Since the mid 1990’s Three-quarters of registered deaths by suicide were among men. In 2018 in the UK, 4,903 men took their own lives (Office of national statistics, 2019). What an alarming number this is.

An issue faced with trying to improve male mental health is that men may be reluctant to seek help from professionals for both mental and physical health concerns. Some studies have also found that even if men do engage in treatment, they may be more likely to drop-out.

Due to this, many areas of contemporary medicine are looking at treatments offered to prevent suicide, depression, anxiety, eating disorders and substance abuse. Much research suggests that physical activity can improve symptoms of mental health concerns such as depression and anxiety. Aerobic exercise has been associated with less severe symptoms of depression, anxiety and stress, even after a single session of exercise.

My own study of 70 male participants also found that frequent exercise can be a contributing factor to self-reported male mental wellbeing and is therefore certainly something to be encouraged to improve male mental wellbeing.

Knowing that physical activity can aid mental health across all age groups, changes could be made at school age to increase the amount and types of physical activity that takes place in the school setting, to improve and maintain good mental health for future generations in order to reduce male suicide rates.

This could also be extended to all workplaces, and instead of just offering reduced gym fees, companies could actually provide a space in the working environment that allows staff to complete physical activity during their lunch break, or before and after their shift so that it can become part of the individuals daily routine. These suggestions together with increased funding into mental health, better access to therapy and a greater awareness of male mental health should help to build a better future for the differing treatment options for male mental health, for better wellbeing, less male suicides, and the ability to offer a person centred approach that ultimately improves an individual’s physical and mental wellbeing.

However, what about now? How do we encourage men to seek help when they need it, or to even recognise that they need support, and that support is available to them? Especially in the uncertain times we currently find ourselves in, we need to now, more than ever let men know that it is okay to not be okay and it is vital to seek support when needed.

MEN – Reach out, speak to a friend, research the resources available to you, or please do get in touch for a confidential chat on what support is offered for you – you are not alone.


Bernstein, E., and McNally, R. (2018) ‘Exercise as a buffer against difficulties with emotional regulation: A pathway to emotional wellbeing’, Behaviour Research and Therapy. Vol 109, pp 29-36. Available at: (Accessed 04/04/2020)
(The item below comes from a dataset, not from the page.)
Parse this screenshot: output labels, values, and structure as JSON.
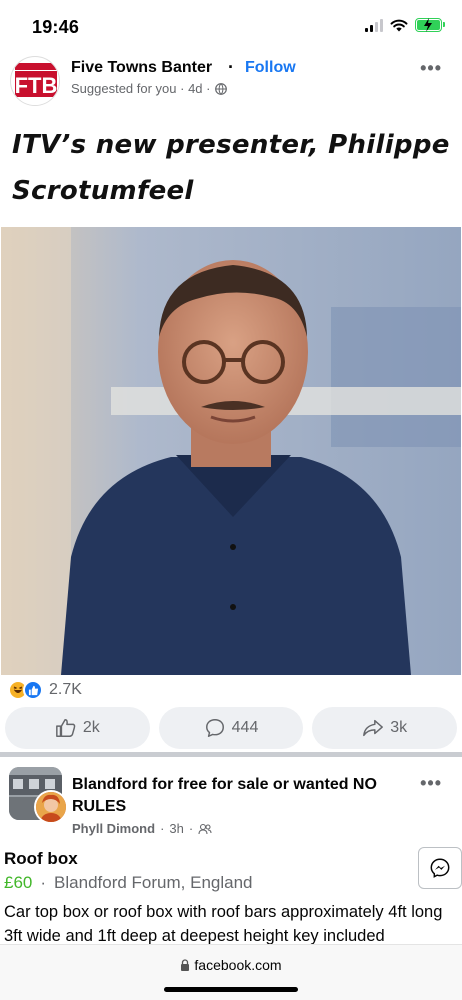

Brown, J., Sagar-Ouriaghli, I., and Sullivan, L. (2019) ‘Help-Seeking Among Men for Mental Health Problems’ in Barry, J.A., Kingerlee, R., Seager, M., and Sullivan, L. (eds) The Palgrave Handbook of Male Psychology and Mental Health. 1st ed. 2019, pp 397-415. Available at: (Accessed 04/04/2020)

Office of National Statistics, (2019). ‘Suicides in the UK: 2018 registrations’. Available at: (Accessed 04/08/2020)